White fingers and nimble tore at the string and paper. And then an ecstatic scream of joy; and then, alas! a quick feminine change to hysterical tears and wails, necessitating the immediate employment of all the comforting powers of the lord of the flat.
For there lay The Premium Content–the set of files, side and back, that Della had worshipped long on a Freelancer’s website. Beautiful content, pure link bait, with optimized meta data–just the way to benefit a researched list of keywords. They were expensive content pieces, she knew, and her heart had simply craved and yearned over them without the least hope of possession. And now, they were hers, but the keywords that should have benefitted from the coveted content were gone.

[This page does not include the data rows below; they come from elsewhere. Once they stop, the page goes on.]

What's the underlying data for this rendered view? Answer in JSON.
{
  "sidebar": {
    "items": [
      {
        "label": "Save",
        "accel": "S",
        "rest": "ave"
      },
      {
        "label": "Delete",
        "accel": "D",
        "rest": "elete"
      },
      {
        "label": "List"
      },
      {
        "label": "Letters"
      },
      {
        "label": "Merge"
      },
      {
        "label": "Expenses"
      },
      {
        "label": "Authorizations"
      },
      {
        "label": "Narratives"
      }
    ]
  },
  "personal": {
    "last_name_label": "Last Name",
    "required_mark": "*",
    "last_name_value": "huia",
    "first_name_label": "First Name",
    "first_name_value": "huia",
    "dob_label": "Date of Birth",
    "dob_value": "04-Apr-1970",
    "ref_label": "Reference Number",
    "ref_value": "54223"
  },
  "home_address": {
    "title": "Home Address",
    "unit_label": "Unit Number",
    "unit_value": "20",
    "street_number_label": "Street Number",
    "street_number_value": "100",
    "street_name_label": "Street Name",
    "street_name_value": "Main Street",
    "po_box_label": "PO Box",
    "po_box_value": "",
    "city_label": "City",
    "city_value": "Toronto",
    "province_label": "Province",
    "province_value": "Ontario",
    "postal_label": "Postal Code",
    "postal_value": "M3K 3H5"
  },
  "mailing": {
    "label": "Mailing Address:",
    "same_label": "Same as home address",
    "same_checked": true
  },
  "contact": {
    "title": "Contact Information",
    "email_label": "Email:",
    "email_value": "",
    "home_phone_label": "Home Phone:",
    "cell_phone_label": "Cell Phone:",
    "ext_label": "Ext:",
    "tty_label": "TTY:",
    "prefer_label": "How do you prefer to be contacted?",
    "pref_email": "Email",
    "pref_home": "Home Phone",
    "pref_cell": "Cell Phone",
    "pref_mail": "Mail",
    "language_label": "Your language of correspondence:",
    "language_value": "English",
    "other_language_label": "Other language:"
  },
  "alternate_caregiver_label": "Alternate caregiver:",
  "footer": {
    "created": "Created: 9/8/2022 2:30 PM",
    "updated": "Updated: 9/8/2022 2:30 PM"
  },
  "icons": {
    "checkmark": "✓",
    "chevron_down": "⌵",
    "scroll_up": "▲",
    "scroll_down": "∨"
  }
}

But she hugged them to her bosom, and at length she was able to look up with dim eyes and a smile and say: “My keyword research grows so fast, Jim!”

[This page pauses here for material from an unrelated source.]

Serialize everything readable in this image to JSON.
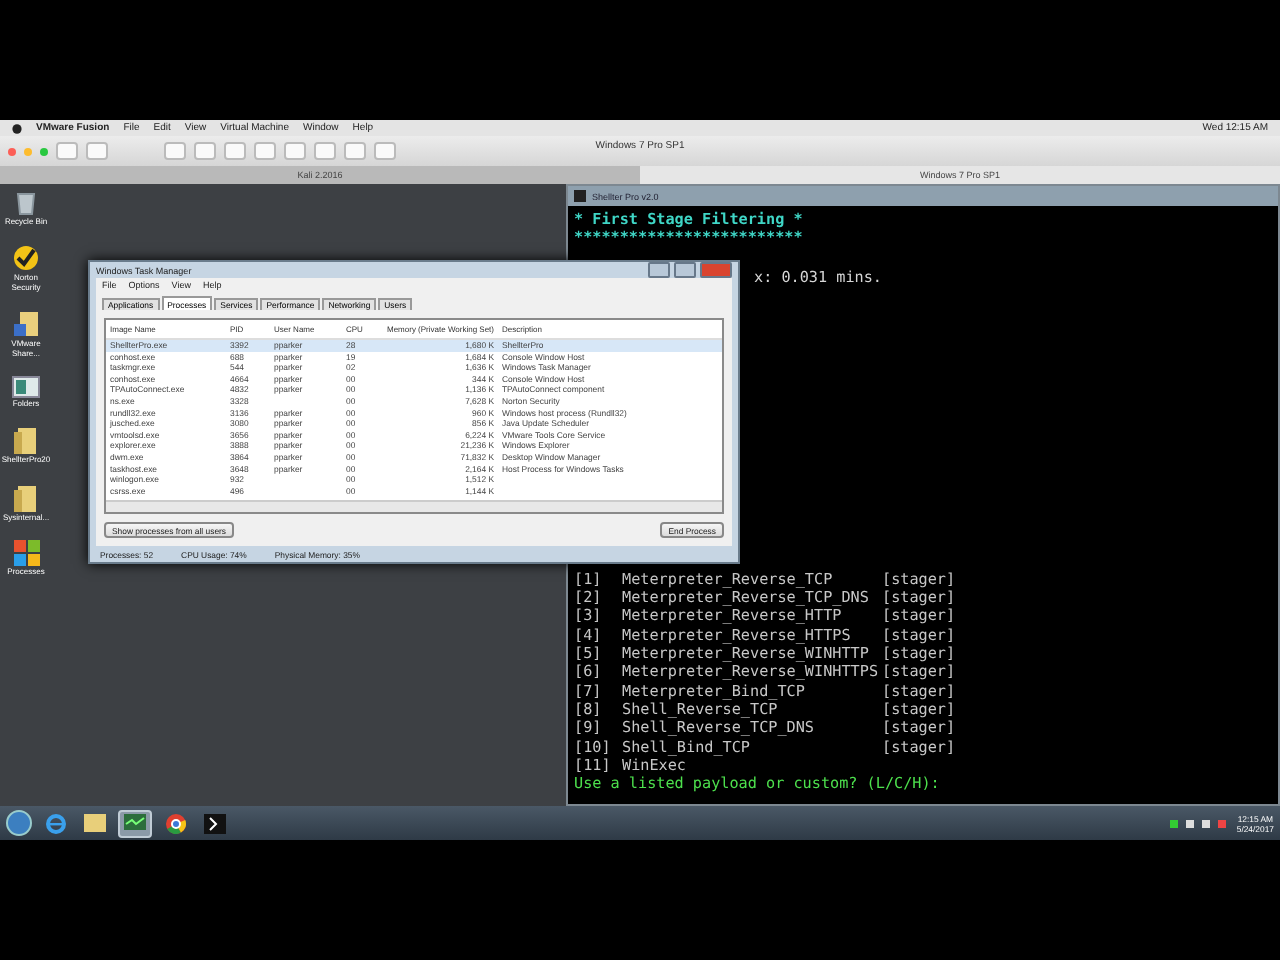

And them Della leaped up like a little singed cat and cried, “Oh, oh!”
Jim had not yet seen his beautiful present. She held out her laptop to him eagerly upon her open palm. The CMS’s functionality seemed to flash with a reflection of her bright and ardent spirit.
“Isn’t it a dandy, Jim? I hunted all over town to find it. You’ll have to look at the niche potential a hundred times a day now. Give me your DNS for the exact match. I want to see how it looks on it.”
Instead of obeying, Jim tumbled down on the couch and put his hands under the back of his head and smiled.
“Dell,” said he, “let’s put our Christmas presents away and keep ’em a while. They’re too nice to use just at present. I sold the exact match to get the money to buy your premium content. And now suppose you put the chops on.”
The magi, as you know, were Page and Brin–wonderfully wise men–who brought gifts to the Babe in the manger. They invented the art of giving non-Evil Christmas presents. Being wise and willing to sort the cesspool, their gifts were no doubt wise ones, possibly bearing the privilege of exchange in case of duplication. And here I have lamely related to you the uneventful chronicle of two foolish children in a flat who most unwisely sacrificed for each other the greatest treasures of their online portfolios. But in a last word to the wise of these days let it be said that of all who give gifts these two were the wisest. O all who give and receive profitable SERP positions, such as they are wisest. Everywhere they are wisest. They are the magi.